(Data records for software interfaces)
* * * * * * *

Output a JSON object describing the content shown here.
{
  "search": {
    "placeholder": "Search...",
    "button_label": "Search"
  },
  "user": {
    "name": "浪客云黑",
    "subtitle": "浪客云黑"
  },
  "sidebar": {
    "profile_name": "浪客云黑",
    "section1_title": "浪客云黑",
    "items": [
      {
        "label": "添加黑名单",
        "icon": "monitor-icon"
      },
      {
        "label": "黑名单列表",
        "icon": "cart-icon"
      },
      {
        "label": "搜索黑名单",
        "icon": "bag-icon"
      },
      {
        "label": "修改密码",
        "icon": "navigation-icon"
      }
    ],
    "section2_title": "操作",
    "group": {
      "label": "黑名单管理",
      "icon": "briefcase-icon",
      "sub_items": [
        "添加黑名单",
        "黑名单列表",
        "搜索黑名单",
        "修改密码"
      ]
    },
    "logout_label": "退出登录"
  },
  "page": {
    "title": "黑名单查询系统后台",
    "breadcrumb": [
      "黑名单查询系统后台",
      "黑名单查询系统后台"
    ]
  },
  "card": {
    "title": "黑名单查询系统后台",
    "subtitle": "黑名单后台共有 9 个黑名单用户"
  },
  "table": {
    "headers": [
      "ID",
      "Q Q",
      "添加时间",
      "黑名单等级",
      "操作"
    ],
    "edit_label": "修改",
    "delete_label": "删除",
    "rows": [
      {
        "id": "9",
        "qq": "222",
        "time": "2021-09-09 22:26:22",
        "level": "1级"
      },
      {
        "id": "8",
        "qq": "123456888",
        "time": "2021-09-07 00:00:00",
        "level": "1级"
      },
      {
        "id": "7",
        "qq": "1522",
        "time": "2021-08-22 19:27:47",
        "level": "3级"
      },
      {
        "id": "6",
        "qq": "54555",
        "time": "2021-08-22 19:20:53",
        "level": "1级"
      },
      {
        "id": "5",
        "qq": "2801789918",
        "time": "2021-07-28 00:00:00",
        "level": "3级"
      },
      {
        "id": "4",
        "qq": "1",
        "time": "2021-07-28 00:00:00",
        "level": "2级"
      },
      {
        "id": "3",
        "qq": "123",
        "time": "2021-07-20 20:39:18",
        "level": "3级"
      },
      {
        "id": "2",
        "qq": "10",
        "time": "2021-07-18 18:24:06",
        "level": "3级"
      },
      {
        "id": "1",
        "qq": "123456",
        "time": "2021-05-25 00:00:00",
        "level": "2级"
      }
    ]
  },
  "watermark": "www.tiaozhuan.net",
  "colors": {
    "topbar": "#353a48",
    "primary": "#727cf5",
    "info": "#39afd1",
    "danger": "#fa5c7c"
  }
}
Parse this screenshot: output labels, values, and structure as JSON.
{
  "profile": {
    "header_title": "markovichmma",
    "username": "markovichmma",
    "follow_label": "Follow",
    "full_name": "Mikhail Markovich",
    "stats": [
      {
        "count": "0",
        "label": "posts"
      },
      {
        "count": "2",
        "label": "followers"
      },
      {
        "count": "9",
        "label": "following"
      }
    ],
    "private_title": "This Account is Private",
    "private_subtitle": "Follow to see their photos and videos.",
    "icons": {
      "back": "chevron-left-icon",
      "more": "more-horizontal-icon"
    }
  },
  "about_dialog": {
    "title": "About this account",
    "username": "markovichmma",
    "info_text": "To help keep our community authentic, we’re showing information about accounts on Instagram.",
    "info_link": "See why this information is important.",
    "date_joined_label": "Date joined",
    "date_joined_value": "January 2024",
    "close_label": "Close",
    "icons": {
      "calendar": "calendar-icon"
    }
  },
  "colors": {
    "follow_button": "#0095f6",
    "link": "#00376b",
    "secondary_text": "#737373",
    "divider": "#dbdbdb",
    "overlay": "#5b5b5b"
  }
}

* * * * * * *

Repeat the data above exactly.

→ **Answer to the problem**
Output a JSON object describing the content shown here.
{
  "search": {
    "placeholder": "Search...",
    "button_label": "Search"
  },
  "user": {
    "name": "浪客云黑",
    "subtitle": "浪客云黑"
  },
  "sidebar": {
    "profile_name": "浪客云黑",
    "section1_title": "浪客云黑",
    "items": [
      {
        "label": "添加黑名单",
        "icon": "monitor-icon"
      },
      {
        "label": "黑名单列表",
        "icon": "cart-icon"
      },
      {
        "label": "搜索黑名单",
        "icon": "bag-icon"
      },
      {
        "label": "修改密码",
        "icon": "navigation-icon"
      }
    ],
    "section2_title": "操作",
    "group": {
      "label": "黑名单管理",
      "icon": "briefcase-icon",
      "sub_items": [
        "添加黑名单",
        "黑名单列表",
        "搜索黑名单",
        "修改密码"
      ]
    },
    "logout_label": "退出登录"
  },
  "page": {
    "title": "黑名单查询系统后台",
    "breadcrumb": [
      "黑名单查询系统后台",
      "黑名单查询系统后台"
    ]
  },
  "card": {
    "title": "黑名单查询系统后台",
    "subtitle": "黑名单后台共有 9 个黑名单用户"
  },
  "table": {
    "headers": [
      "ID",
      "Q Q",
      "添加时间",
      "黑名单等级",
      "操作"
    ],
    "edit_label": "修改",
    "delete_label": "删除",
    "rows": [
      {
        "id": "9",
        "qq": "222",
        "time": "2021-09-09 22:26:22",
        "level": "1级"
      },
      {
        "id": "8",
        "qq": "123456888",
        "time": "2021-09-07 00:00:00",
        "level": "1级"
      },
      {
        "id": "7",
        "qq": "1522",
        "time": "2021-08-22 19:27:47",
        "level": "3级"
      },
      {
        "id": "6",
        "qq": "54555",
        "time": "2021-08-22 19:20:53",
        "level": "1级"
      },
      {
        "id": "5",
        "qq": "2801789918",
        "time": "2021-07-28 00:00:00",
        "level": "3级"
      },
      {
        "id": "4",
        "qq": "1",
        "time": "2021-07-28 00:00:00",
        "level": "2级"
      },
      {
        "id": "3",
        "qq": "123",
        "time": "2021-07-20 20:39:18",
        "level": "3级"
      },
      {
        "id": "2",
        "qq": "10",
        "time": "2021-07-18 18:24:06",
        "level": "3级"
      },
      {
        "id": "1",
        "qq": "123456",
        "time": "2021-05-25 00:00:00",
        "level": "2级"
      }
    ]
  },
  "watermark": "www.tiaozhuan.net",
  "colors": {
    "topbar": "#353a48",
    "primary": "#727cf5",
    "info": "#39afd1",
    "danger": "#fa5c7c"
  }
}
Parse this screenshot: output labels, values, and structure as JSON.
{
  "profile": {
    "header_title": "markovichmma",
    "username": "markovichmma",
    "follow_label": "Follow",
    "full_name": "Mikhail Markovich",
    "stats": [
      {
        "count": "0",
        "label": "posts"
      },
      {
        "count": "2",
        "label": "followers"
      },
      {
        "count": "9",
        "label": "following"
      }
    ],
    "private_title": "This Account is Private",
    "private_subtitle": "Follow to see their photos and videos.",
    "icons": {
      "back": "chevron-left-icon",
      "more": "more-horizontal-icon"
    }
  },
  "about_dialog": {
    "title": "About this account",
    "username": "markovichmma",
    "info_text": "To help keep our community authentic, we’re showing information about accounts on Instagram.",
    "info_link": "See why this information is important.",
    "date_joined_label": "Date joined",
    "date_joined_value": "January 2024",
    "close_label": "Close",
    "icons": {
      "calendar": "calendar-icon"
    }
  },
  "colors": {
    "follow_button": "#0095f6",
    "link": "#00376b",
    "secondary_text": "#737373",
    "divider": "#dbdbdb",
    "overlay": "#5b5b5b"
  }
}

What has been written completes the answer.